*** EXERCISE MATERIAL ***

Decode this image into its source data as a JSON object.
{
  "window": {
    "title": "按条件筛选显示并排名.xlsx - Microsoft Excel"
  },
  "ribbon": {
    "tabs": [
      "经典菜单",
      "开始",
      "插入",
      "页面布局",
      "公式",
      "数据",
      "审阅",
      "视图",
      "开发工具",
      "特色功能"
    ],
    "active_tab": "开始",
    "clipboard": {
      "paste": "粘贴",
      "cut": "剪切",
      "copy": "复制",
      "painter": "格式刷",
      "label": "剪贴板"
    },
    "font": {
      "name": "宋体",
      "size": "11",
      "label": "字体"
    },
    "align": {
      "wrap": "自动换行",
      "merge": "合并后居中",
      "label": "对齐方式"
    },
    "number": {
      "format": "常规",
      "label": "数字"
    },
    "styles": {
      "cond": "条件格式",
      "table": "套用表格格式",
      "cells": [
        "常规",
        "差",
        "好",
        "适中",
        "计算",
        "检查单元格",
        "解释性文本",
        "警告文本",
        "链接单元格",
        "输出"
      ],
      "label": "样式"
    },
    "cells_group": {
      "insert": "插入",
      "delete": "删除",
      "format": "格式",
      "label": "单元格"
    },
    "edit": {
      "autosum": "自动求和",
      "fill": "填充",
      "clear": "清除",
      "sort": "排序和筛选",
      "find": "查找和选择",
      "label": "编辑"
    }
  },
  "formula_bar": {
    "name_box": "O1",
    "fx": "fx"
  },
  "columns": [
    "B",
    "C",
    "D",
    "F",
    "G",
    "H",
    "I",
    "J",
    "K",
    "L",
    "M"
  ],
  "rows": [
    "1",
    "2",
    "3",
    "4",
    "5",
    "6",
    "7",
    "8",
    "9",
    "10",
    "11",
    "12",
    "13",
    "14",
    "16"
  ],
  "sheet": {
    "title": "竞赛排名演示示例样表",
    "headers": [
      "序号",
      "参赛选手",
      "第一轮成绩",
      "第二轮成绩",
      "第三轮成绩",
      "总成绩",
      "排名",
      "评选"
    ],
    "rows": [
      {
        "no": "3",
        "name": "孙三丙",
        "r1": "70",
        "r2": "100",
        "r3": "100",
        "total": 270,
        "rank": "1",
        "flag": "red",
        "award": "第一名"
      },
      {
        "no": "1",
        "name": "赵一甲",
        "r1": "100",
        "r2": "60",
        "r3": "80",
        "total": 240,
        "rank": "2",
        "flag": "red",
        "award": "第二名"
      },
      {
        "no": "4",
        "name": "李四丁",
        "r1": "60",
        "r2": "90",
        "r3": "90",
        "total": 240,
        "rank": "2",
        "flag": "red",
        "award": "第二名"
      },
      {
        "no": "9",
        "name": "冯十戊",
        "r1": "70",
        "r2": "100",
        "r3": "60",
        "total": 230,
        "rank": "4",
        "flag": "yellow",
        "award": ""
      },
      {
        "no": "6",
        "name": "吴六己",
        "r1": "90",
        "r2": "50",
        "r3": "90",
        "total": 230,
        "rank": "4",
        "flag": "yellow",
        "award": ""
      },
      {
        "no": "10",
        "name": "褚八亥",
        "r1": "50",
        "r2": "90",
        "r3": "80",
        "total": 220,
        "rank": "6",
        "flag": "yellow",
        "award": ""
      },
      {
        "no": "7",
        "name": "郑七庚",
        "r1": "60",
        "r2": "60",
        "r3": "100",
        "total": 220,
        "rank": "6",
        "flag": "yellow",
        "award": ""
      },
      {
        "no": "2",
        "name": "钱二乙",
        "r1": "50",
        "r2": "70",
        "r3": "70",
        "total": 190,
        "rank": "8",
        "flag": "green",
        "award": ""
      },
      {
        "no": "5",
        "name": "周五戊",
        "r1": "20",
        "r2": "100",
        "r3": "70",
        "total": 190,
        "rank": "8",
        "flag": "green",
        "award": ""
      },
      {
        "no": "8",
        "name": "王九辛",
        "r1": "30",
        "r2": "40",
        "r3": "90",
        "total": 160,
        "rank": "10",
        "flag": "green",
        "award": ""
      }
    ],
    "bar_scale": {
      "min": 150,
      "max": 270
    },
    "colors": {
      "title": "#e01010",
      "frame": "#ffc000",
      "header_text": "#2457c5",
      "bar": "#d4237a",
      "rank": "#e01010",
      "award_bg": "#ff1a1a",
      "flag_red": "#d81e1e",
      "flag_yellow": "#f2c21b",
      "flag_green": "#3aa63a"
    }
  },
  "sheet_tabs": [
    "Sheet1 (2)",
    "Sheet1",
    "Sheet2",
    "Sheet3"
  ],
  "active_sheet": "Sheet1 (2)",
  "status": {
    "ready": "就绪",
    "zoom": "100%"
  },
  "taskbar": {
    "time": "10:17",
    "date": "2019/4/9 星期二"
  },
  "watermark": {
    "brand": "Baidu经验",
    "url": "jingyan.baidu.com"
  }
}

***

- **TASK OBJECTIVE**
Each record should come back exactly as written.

- **WRITTEN SOLUTION**
Decode this image into its source data as a JSON object.
{
  "window": {
    "title": "按条件筛选显示并排名.xlsx - Microsoft Excel"
  },
  "ribbon": {
    "tabs": [
      "经典菜单",
      "开始",
      "插入",
      "页面布局",
      "公式",
      "数据",
      "审阅",
      "视图",
      "开发工具",
      "特色功能"
    ],
    "active_tab": "开始",
    "clipboard": {
      "paste": "粘贴",
      "cut": "剪切",
      "copy": "复制",
      "painter": "格式刷",
      "label": "剪贴板"
    },
    "font": {
      "name": "宋体",
      "size": "11",
      "label": "字体"
    },
    "align": {
      "wrap": "自动换行",
      "merge": "合并后居中",
      "label": "对齐方式"
    },
    "number": {
      "format": "常规",
      "label": "数字"
    },
    "styles": {
      "cond": "条件格式",
      "table": "套用表格格式",
      "cells": [
        "常规",
        "差",
        "好",
        "适中",
        "计算",
        "检查单元格",
        "解释性文本",
        "警告文本",
        "链接单元格",
        "输出"
      ],
      "label": "样式"
    },
    "cells_group": {
      "insert": "插入",
      "delete": "删除",
      "format": "格式",
      "label": "单元格"
    },
    "edit": {
      "autosum": "自动求和",
      "fill": "填充",
      "clear": "清除",
      "sort": "排序和筛选",
      "find": "查找和选择",
      "label": "编辑"
    }
  },
  "formula_bar": {
    "name_box": "O1",
    "fx": "fx"
  },
  "columns": [
    "B",
    "C",
    "D",
    "F",
    "G",
    "H",
    "I",
    "J",
    "K",
    "L",
    "M"
  ],
  "rows": [
    "1",
    "2",
    "3",
    "4",
    "5",
    "6",
    "7",
    "8",
    "9",
    "10",
    "11",
    "12",
    "13",
    "14",
    "16"
  ],
  "sheet": {
    "title": "竞赛排名演示示例样表",
    "headers": [
      "序号",
      "参赛选手",
      "第一轮成绩",
      "第二轮成绩",
      "第三轮成绩",
      "总成绩",
      "排名",
      "评选"
    ],
    "rows": [
      {
        "no": "3",
        "name": "孙三丙",
        "r1": "70",
        "r2": "100",
        "r3": "100",
        "total": 270,
        "rank": "1",
        "flag": "red",
        "award": "第一名"
      },
      {
        "no": "1",
        "name": "赵一甲",
        "r1": "100",
        "r2": "60",
        "r3": "80",
        "total": 240,
        "rank": "2",
        "flag": "red",
        "award": "第二名"
      },
      {
        "no": "4",
        "name": "李四丁",
        "r1": "60",
        "r2": "90",
        "r3": "90",
        "total": 240,
        "rank": "2",
        "flag": "red",
        "award": "第二名"
      },
      {
        "no": "9",
        "name": "冯十戊",
        "r1": "70",
        "r2": "100",
        "r3": "60",
        "total": 230,
        "rank": "4",
        "flag": "yellow",
        "award": ""
      },
      {
        "no": "6",
        "name": "吴六己",
        "r1": "90",
        "r2": "50",
        "r3": "90",
        "total": 230,
        "rank": "4",
        "flag": "yellow",
        "award": ""
      },
      {
        "no": "10",
        "name": "褚八亥",
        "r1": "50",
        "r2": "90",
        "r3": "80",
        "total": 220,
        "rank": "6",
        "flag": "yellow",
        "award": ""
      },
      {
        "no": "7",
        "name": "郑七庚",
        "r1": "60",
        "r2": "60",
        "r3": "100",
        "total": 220,
        "rank": "6",
        "flag": "yellow",
        "award": ""
      },
      {
        "no": "2",
        "name": "钱二乙",
        "r1": "50",
        "r2": "70",
        "r3": "70",
        "total": 190,
        "rank": "8",
        "flag": "green",
        "award": ""
      },
      {
        "no": "5",
        "name": "周五戊",
        "r1": "20",
        "r2": "100",
        "r3": "70",
        "total": 190,
        "rank": "8",
        "flag": "green",
        "award": ""
      },
      {
        "no": "8",
        "name": "王九辛",
        "r1": "30",
        "r2": "40",
        "r3": "90",
        "total": 160,
        "rank": "10",
        "flag": "green",
        "award": ""
      }
    ],
    "bar_scale": {
      "min": 150,
      "max": 270
    },
    "colors": {
      "title": "#e01010",
      "frame": "#ffc000",
      "header_text": "#2457c5",
      "bar": "#d4237a",
      "rank": "#e01010",
      "award_bg": "#ff1a1a",
      "flag_red": "#d81e1e",
      "flag_yellow": "#f2c21b",
      "flag_green": "#3aa63a"
    }
  },
  "sheet_tabs": [
    "Sheet1 (2)",
    "Sheet1",
    "Sheet2",
    "Sheet3"
  ],
  "active_sheet": "Sheet1 (2)",
  "status": {
    "ready": "就绪",
    "zoom": "100%"
  },
  "taskbar": {
    "time": "10:17",
    "date": "2019/4/9 星期二"
  },
  "watermark": {
    "brand": "Baidu经验",
    "url": "jingyan.baidu.com"
  }
}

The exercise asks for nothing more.